My current research is concentrated in the philosophy of science and philosophy of medicine. It has two strands: disease and biomedicine, and epidemiology and evidence-based medicine (see below). I am currently writing a research monograph, tentatively titled The New Modern Medicine, that weaves these strands together to provide a book-length treatment of aspects of contemporary medicine that make it interesting and problematic, especially chronic disease and evidence-based medicine. I have also done research in health professions education on social sciences and humanities in medical training (below), and research in neuroscience. Links to my articles can be found on this page.
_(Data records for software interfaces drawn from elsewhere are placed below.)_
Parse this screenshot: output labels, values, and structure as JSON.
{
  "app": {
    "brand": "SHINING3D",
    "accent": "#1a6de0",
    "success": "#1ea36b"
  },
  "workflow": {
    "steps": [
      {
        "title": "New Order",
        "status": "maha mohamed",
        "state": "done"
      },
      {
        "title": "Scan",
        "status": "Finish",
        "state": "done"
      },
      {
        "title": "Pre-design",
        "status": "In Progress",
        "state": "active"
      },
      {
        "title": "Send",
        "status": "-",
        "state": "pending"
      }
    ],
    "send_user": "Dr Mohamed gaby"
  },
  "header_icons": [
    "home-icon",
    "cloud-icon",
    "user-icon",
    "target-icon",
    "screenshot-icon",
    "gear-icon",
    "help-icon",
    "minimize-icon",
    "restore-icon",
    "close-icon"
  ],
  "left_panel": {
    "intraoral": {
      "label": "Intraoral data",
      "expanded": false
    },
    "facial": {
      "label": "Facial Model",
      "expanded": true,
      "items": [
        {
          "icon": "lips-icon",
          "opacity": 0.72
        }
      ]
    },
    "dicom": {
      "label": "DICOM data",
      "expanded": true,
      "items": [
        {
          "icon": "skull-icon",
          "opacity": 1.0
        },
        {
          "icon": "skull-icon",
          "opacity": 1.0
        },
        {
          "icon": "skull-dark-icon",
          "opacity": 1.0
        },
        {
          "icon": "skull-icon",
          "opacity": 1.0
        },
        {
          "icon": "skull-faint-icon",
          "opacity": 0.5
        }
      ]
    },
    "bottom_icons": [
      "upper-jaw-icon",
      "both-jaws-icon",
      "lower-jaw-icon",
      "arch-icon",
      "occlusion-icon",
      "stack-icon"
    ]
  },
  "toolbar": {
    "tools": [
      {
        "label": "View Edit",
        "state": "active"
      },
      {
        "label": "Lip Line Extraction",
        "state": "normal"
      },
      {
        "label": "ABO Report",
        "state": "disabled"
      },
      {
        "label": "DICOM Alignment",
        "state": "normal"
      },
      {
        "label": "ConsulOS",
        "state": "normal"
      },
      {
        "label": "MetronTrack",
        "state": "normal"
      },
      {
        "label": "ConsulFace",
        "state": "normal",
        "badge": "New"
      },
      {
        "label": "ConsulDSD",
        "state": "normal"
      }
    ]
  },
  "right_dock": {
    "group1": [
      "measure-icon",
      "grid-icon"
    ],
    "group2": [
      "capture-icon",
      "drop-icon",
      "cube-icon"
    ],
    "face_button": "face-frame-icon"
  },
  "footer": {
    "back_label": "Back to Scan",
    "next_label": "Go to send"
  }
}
I develop implications of my work for science and healthcare. My research has particular relevance for medical ontologies/classification systems, evidence evaluation and implementation, healthcare training, and public health and preventive medicine. Some of my papers are written for a philosophical audience, others for a healthcare audience.
Disease and biomedicine
My research investigates the nature of chronic disease, disease classification, models of disease/prevention, and healthcare’s ‘new medical model’. What are chronic diseases, why are they chronic and incurable? How does the way we classify diseases affect whether they have a universal or a multifactorial etiology? How should we model prevention of disease versus cure? What is the dominant model of healthcare, and what are its essential elements?
Epidemiology and Evidence-based medicine
My research investigates the role of meta-research in clinical reasoning, causal inference in epidemiologic studies, predicting and extrapolating from epidemiologic studies, and evidence and risk in evidence-based medicine (EBM). What role should meta-research play in evaluating therapies? How do randomized trials really work? How do we extrapolate results from epidemiologic studies and apply them to individual patients? What is ‘medical risk’? What theory of evidence is sorely missing in EBM, and how can it rescue clinical reasoning?
“The Risk GP Model: the standard model of prediction in medicine.” Studies in History and Philosophy of Biological and Biomedical Sciences. [Discussed in: “Evidence-based medicine lacks solid supporting evidence.” Science News.]
Health professions education
My research investigates the role of the social sciences and humanities (especially philosophy) in health professions training. How can philosophy, history, and literature help us train better health providers?
*for a full list of publications, please see my CV.
Peer-Reviewed Research Articles – Medicine:
Journal Commentaries and Editorials:
Letters to the Editor: